    As the global fight against AIDS intensifies, activists have placed increasing importance on getting people to know their HIV status. Some companies are developing new HIV testing methods designed to be quick, easy and accurate. Thuso Khumalo looks at the latest methods, presented at the International AIDS conference in Durban, South Africa.
    Video

    Video African Youth with HIV Urge More Support

    HIV, the virus that causes AIDS, is the top killer of teens in sub-Saharan Africa. But many youths say their experience with the virus is unique and needs to be addressed differently than the adult epidemic. VOA South African Correspondent Anita Powell reports.
    Video

    Video Pop-Up Art Comes to Your Living Room, Backyard and Elsewhere

    Around the world, independent artists and musicians wrestle with a common problem: where to exhibit or perform? Traditional spaces such as museums and galleries are reserved for bigger names, and renting a space is not feasible for many. Enter ArtsUp, which connects artists with venue owners. Whether it’s a living room, restaurant, office or even a boat, pop-up events are bringing music and art to unexpected places. Tina Trinh has more.
    Video

    Video Scotland’s Booming Whisky Industry Fears Brexit Hangover

    After Britain’s vote to leave the European Union, Scotland’s government wants to break away from the United Kingdom – fearing the nation’s exports are at risk. Among the biggest of these is whisky. Henry Ridgwell reports on a time of turmoil for those involved in the ancient art of distilling Scotland’s most famous product.
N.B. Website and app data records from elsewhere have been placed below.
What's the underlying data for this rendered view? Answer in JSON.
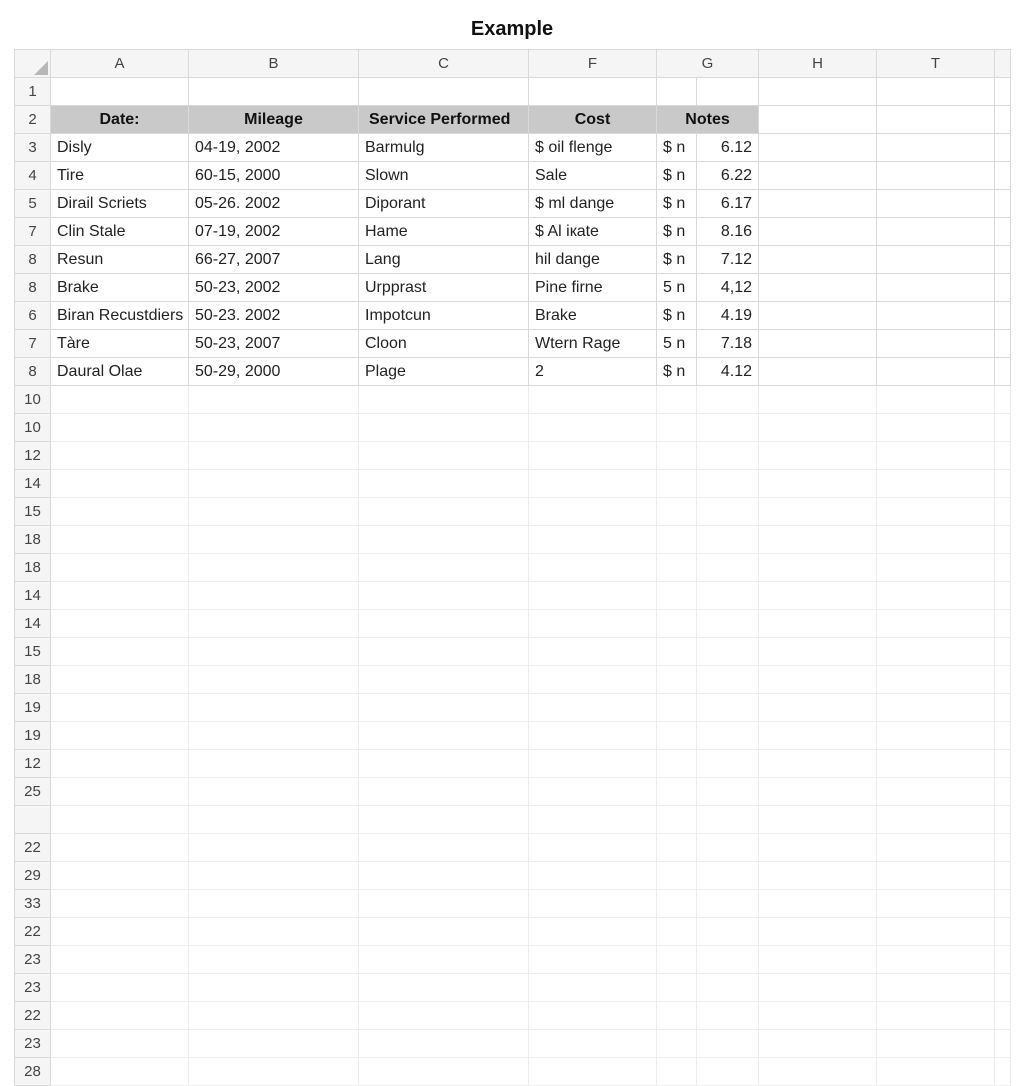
{
  "title": "Example",
  "columns": [
    "A",
    "B",
    "C",
    "F",
    "G",
    "H",
    "T"
  ],
  "headerRow": {
    "rowLabel": "2",
    "date": "Date:",
    "mileage": "Mileage",
    "service": "Service Performed",
    "cost": "Cost",
    "notes": "Notes"
  },
  "firstEmptyRowLabel": "1",
  "dataRows": [
    {
      "rowLabel": "3",
      "a": "Disly",
      "b": "04-19, 2002",
      "c": "Barmulg",
      "f": "$ oil flenge",
      "g1": "$ n",
      "g2": "6.12"
    },
    {
      "rowLabel": "4",
      "a": "Tire",
      "b": "60-15, 2000",
      "c": "Slown",
      "f": "Sale",
      "g1": "$ n",
      "g2": "6.22"
    },
    {
      "rowLabel": "5",
      "a": "Dirail Scriets",
      "b": "05-26. 2002",
      "c": "Diporant",
      "f": "$ ml dange",
      "g1": "$ n",
      "g2": "6.17"
    },
    {
      "rowLabel": "7",
      "a": "Clin Stale",
      "b": "07-19, 2002",
      "c": "Hame",
      "f": "$ Al iкate",
      "g1": "$ n",
      "g2": "8.16"
    },
    {
      "rowLabel": "8",
      "a": "Resun",
      "b": "66-27, 2007",
      "c": "Lang",
      "f": "hil dange",
      "g1": "$ n",
      "g2": "7.12"
    },
    {
      "rowLabel": "8",
      "a": "Brake",
      "b": "50-23, 2002",
      "c": "Urpprast",
      "f": "Pine firne",
      "g1": "5 n",
      "g2": "4,12"
    },
    {
      "rowLabel": "6",
      "a": "Biran Recustdiers",
      "b": "50-23. 2002",
      "c": "Impotcun",
      "f": "Brake",
      "g1": "$ n",
      "g2": "4.19"
    },
    {
      "rowLabel": "7",
      "a": "Tàre",
      "b": "50-23, 2007",
      "c": "Cloon",
      "f": "Wtern Rage",
      "g1": "5 n",
      "g2": "7.18"
    },
    {
      "rowLabel": "8",
      "a": "Daural Olae",
      "b": "50-29, 2000",
      "c": "Plage",
      "f": "2",
      "g1": "$ n",
      "g2": "4.12"
    }
  ],
  "emptyRowLabels": [
    "10",
    "10",
    "12",
    "14",
    "15",
    "18",
    "18",
    "14",
    "14",
    "15",
    "18",
    "19",
    "19",
    "12",
    "25",
    "",
    "22",
    "29",
    "33",
    "22",
    "23",
    "23",
    "22",
    "23",
    "28"
  ]
}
    Special Report

    Adrift The Invisible African Diaspora